Christianity, however, has always avoided such narrowness, affirming that while God is the Ultimate Good, the contemplation of nature can be a powerful and effective method of discovering Who God is – in the understanding that the author (God) can never entirely remove himself from his work (nature). This has led to Christianity’s being the greatest source of beauty that the world has ever yet seen – a religion teeming with Churches of the most astonishing harmony, complexity, and majesty (think St. Peter’s or Notre Dame), with paintings and frescoes and statues that defy description (Michaelangelo’s Pieta, Caravaggio’s St. Paul), and liturgies celebrated to the sounds of musical compositions of heart-rending sublimity (Pergolesi’s Stabat Mater, mentioned earlier in this article).
This all began, however, with the nativity.
In the stable in Bethlehem, nature and God were allied so intimately that, in some mysterious way, they were contained within the same newborn baby. We do not understand this mystery. We cannot understand it. However, what we can understand is the effect that this union of man and God has had upon the world.
One of these effects is that it introduced beauty into the world, in a way that had never before been seen.
In the stable in Bethlehem, nature and God were clearly seen not to be opposed to one another, but allies in the task of saving the human race. In the world of nature, there is perhaps nothing more beautiful than a newborn baby. And in all the universe there is nothing more beautiful than God Himself. In the manger, these two beauties were brought together, and the combination of the two was so explosive, so volatile, that it altered the face of the earth.
What has always distinguished Christmas from any other time of year is its painfully acute beauty.

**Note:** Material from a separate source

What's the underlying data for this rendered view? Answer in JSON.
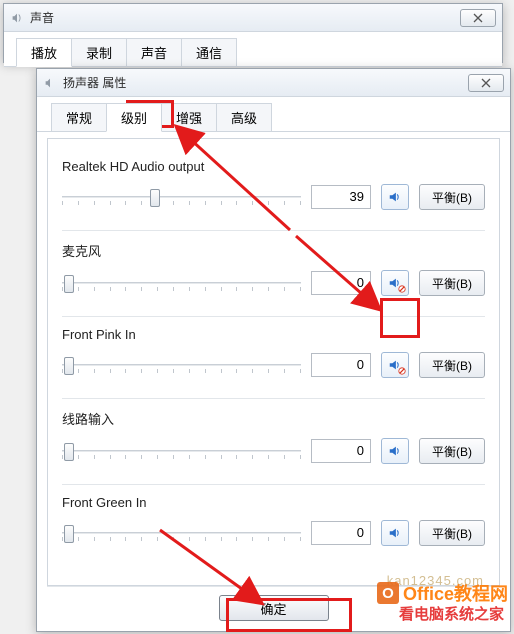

It is full of sounds and sights and smells that lift one’s spirit, that are designed to be transporting. But in our broken and materialistic age this beauty has become a cause of despair for so many, because so many do not know or understand what they are being transported towards. Everything about Christmas demands that we consider something greater than ourselves, that we abandon all thoughts of ourselves, and focus all of our thoughts on this other thing. But we no longer know what this other thing is. Therefore we try to fill the void, and the essence of the season’s celebration is reduced to “the holiday spirit,” or “brotherhood,” or “peace,” or “giving.” But none of these things can fully satisfy. Hence, the “Christmas blues.”
No, the satisfaction of the yearning in our hearts inspired by the rich traditions of Christmas can only be found in the stable in Bethlehem. There the sublime natural beauties of birth and baby are joined together with the supernatural beauty of God. The consequence is that when we truly encounter the Christmas mystery it engages our whole being – our senses, our emotions, our intellect, our will – raising us above ourselves until we are forced to our knees, overcome with a feeling of awe at the sheer, breathtaking sublimity of the thing.
We will know, then, that we are celebrating Christmas well when we have taken at least a few moments to focus all of our thoughts on the beauty of Bethlehem, and none at all on ourselves – when we “absorb” this great mystery and simply “endorse” what it is.